WORK REQUEST: Among the entries below, find the lines holding "Clipboard" and copy them.
Segment Start: RECORDS SUPPLIED
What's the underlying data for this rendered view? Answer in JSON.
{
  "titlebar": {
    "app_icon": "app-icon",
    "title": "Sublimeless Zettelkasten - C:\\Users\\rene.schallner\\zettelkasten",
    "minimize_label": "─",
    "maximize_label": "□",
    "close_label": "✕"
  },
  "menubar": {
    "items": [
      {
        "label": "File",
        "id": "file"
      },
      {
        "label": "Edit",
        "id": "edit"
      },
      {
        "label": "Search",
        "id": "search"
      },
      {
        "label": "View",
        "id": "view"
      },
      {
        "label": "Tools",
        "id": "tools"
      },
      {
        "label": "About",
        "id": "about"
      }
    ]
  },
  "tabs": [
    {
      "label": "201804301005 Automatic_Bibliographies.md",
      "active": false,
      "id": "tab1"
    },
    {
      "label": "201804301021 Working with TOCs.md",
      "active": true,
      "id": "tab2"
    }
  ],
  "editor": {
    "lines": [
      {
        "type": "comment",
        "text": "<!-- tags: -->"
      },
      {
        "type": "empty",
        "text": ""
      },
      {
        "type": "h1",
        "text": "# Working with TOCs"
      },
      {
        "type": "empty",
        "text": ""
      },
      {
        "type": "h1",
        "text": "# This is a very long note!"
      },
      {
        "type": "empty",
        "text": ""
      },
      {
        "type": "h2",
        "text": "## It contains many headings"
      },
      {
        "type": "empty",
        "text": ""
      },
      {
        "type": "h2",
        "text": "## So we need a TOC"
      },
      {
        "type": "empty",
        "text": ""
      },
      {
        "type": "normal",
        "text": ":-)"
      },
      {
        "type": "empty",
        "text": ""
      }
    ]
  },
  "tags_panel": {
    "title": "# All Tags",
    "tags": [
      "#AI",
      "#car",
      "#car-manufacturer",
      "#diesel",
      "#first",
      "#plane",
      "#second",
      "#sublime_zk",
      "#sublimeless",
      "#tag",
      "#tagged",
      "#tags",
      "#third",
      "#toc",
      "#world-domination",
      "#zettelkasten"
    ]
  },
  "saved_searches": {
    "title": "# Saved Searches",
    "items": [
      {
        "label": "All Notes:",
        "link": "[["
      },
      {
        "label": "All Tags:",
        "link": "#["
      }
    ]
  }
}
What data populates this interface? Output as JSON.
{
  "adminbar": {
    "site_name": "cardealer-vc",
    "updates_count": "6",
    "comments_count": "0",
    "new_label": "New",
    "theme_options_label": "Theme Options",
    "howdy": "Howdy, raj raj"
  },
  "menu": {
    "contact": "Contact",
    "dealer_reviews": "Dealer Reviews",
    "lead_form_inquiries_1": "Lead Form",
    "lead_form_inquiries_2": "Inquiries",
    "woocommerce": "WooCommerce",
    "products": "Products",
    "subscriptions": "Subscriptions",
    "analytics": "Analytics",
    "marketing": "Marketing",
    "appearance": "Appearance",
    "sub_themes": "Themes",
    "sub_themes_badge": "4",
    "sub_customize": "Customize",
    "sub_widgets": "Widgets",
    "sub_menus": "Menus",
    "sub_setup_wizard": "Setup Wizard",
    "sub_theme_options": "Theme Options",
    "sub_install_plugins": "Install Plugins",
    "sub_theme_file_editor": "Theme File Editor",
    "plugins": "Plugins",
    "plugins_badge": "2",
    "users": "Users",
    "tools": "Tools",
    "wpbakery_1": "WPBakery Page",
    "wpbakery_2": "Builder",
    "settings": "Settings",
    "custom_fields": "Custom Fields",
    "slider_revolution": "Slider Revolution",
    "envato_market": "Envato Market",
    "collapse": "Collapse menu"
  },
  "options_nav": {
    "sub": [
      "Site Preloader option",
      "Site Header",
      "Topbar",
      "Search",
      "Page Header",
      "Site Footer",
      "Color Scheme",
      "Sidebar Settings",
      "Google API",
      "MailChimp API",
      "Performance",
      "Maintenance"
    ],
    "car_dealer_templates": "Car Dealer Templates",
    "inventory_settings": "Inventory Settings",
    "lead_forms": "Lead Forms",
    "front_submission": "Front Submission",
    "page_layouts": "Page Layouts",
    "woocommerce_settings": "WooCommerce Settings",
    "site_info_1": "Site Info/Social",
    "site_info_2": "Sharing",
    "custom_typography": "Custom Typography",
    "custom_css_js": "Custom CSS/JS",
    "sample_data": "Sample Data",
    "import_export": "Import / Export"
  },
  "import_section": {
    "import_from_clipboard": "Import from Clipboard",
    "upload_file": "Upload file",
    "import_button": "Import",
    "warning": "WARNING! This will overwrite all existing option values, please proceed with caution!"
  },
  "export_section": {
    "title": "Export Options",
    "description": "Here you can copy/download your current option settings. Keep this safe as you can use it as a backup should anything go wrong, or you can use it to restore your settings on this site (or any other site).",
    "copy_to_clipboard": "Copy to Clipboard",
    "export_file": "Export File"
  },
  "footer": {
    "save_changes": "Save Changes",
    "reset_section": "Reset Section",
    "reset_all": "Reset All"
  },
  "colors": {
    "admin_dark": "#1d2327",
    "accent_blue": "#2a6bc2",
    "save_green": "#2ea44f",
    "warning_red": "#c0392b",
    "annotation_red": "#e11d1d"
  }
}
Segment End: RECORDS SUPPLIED
WRITTEN SOLUTION:
    "import_from_clipboard": "Import from Clipboard",
    "copy_to_clipboard": "Copy to Clipboard",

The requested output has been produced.